Another benefit to joining Evergreen’s team is the housing program. Glenville homes are renovated and purchased by employees without a down payment. The monthly mortgage comes out of their paychecks. In five years, employees will pay the full price of the home. The Cleveland Housing Authority and property tax forgiveness from Cuyahoga County helped make it possible.
“Glenville has a lot of abandoned houses that are fixed up and helping the neighborhood,” says Coleman of the program.
Evergreen also focuses on eco-friendly practices, becoming the region’s first LEED (Leadership in Energy and Environmental Design) Gold commercial laundry facility.
With a business design created in part by the Democracy Collaborative, which has a Cleveland office, Evergreen’s success is being called “The Cleveland Model” and studied for implementation in various locations, including Milwaukee; Jacksonville, Florida; and the United Kingdom. The model is about community wealth-building to keep capital within the area and in residents’ hands.
Along with laundry, Evergreen Cooperatives operates Green City Growers, which offers fresh produce to local food servers, and Evergreen Energy Solutions, an environmentally conscious energy service.

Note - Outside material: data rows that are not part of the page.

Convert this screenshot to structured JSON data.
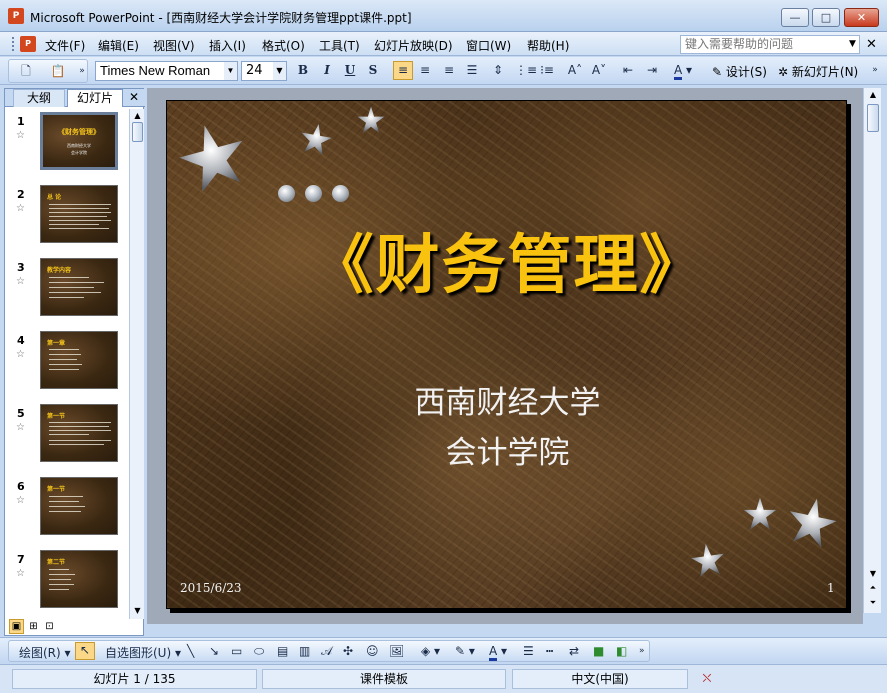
{
  "window": {
    "title": "Microsoft PowerPoint - [西南财经大学会计学院财务管理ppt课件.ppt]",
    "app_icon_label": "P",
    "min_label": "—",
    "max_label": "□",
    "close_label": "✕"
  },
  "menu": {
    "items": [
      "文件(F)",
      "编辑(E)",
      "视图(V)",
      "插入(I)",
      "格式(O)",
      "工具(T)",
      "幻灯片放映(D)",
      "窗口(W)",
      "帮助(H)"
    ],
    "help_placeholder": "键入需要帮助的问题",
    "close_doc": "✕"
  },
  "toolbar": {
    "font_name": "Times New Roman",
    "font_size": "24",
    "bold": "B",
    "italic": "I",
    "underline": "U",
    "shadow": "S",
    "design_label": "设计(S)",
    "new_slide_label": "新幻灯片(N)"
  },
  "left_pane": {
    "tab_outline": "大纲",
    "tab_slides": "幻灯片",
    "tab_close": "✕",
    "star_glyph": "☆",
    "thumbnails": [
      {
        "num": "1",
        "title": "《财务管理》",
        "sub1": "西南财经大学",
        "sub2": "会计学院"
      },
      {
        "num": "2",
        "title": "总  论"
      },
      {
        "num": "3",
        "title": "教学内容"
      },
      {
        "num": "4",
        "title": "第一章"
      },
      {
        "num": "5",
        "title": "第一节"
      },
      {
        "num": "6",
        "title": "第一节"
      },
      {
        "num": "7",
        "title": "第二节"
      }
    ]
  },
  "slide": {
    "title": "《财务管理》",
    "subtitle_line1": "西南财经大学",
    "subtitle_line2": "会计学院",
    "date": "2015/6/23",
    "number": "1"
  },
  "drawbar": {
    "draw_label": "绘图(R)",
    "autoshape_label": "自选图形(U)"
  },
  "status": {
    "slide_info": "幻灯片 1 / 135",
    "template": "课件模板",
    "language": "中文(中国)"
  }
}
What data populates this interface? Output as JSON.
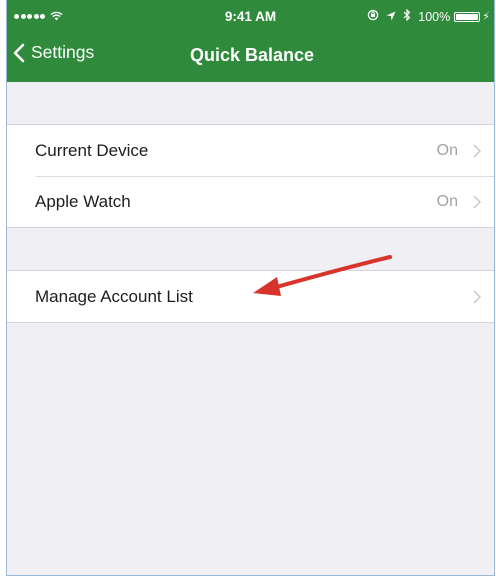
{
  "status_bar": {
    "time": "9:41 AM",
    "battery": "100%",
    "battery_level": 1.0,
    "icons": [
      "signal-dots",
      "wifi-icon",
      "location-icon",
      "bluetooth-icon",
      "battery-icon",
      "charging-bolt-icon"
    ]
  },
  "nav": {
    "back_label": "Settings",
    "title": "Quick Balance"
  },
  "groups": [
    {
      "rows": [
        {
          "label": "Current Device",
          "value": "On"
        },
        {
          "label": "Apple Watch",
          "value": "On"
        }
      ]
    },
    {
      "rows": [
        {
          "label": "Manage Account List",
          "value": ""
        }
      ]
    }
  ],
  "colors": {
    "nav_green": "#2f8a3c",
    "annotation_arrow": "#d9342b",
    "secondary_text": "#a2a2a6",
    "background": "#efeff4"
  }
}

“It gave us an opportunity to help our neighborhood and help ourselves,” says Coleman. “We could have folded but we stayed and worked. We know we’re helping other people get employed as well. It’s a blessing to know that you helped make it happen.”
Photo credit: Democracy Collaborative